TASK GOAL> Copy whichever lines of the data hold the word "collabnetstate".

[Excerpts from an interface dataset]
══════════

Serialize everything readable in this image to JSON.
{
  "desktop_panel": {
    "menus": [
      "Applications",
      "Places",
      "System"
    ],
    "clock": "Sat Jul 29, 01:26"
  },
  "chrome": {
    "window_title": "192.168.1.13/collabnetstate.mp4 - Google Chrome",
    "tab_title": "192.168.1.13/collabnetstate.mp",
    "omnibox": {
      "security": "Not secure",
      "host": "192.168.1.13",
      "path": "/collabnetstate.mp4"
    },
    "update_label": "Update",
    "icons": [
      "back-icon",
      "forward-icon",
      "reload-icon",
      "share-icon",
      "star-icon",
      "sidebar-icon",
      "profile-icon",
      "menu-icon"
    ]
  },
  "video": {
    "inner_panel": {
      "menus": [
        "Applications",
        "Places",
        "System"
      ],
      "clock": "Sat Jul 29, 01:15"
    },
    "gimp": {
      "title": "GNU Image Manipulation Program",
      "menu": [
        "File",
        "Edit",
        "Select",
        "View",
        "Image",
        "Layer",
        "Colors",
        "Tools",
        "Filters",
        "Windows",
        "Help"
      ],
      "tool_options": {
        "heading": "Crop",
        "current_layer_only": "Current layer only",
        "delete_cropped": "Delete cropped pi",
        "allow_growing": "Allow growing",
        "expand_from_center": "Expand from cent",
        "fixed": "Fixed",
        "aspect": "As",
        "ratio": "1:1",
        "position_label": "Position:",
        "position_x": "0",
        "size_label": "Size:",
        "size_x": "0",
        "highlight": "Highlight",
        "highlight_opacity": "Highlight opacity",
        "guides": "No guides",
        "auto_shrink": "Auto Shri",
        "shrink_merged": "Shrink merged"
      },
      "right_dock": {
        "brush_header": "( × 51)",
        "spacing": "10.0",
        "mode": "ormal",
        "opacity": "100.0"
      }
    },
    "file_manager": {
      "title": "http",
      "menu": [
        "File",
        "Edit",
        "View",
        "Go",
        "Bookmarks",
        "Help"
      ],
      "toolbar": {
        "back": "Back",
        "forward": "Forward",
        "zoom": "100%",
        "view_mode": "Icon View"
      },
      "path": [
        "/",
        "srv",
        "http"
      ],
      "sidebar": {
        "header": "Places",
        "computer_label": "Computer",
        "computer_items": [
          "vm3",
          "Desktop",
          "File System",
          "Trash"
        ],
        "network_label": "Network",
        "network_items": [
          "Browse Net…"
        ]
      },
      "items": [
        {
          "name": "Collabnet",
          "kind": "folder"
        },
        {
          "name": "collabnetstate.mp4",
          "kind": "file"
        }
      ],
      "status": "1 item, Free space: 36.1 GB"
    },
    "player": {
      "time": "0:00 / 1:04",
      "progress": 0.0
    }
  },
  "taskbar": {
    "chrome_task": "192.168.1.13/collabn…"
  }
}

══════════

TASK ANSWER>
    "window_title": "192.168.1.13/collabnetstate.mp4 - Google Chrome",
    "tab_title": "192.168.1.13/collabnetstate.mp",
      "path": "/collabnetstate.mp4"
          "name": "collabnetstate.mp4",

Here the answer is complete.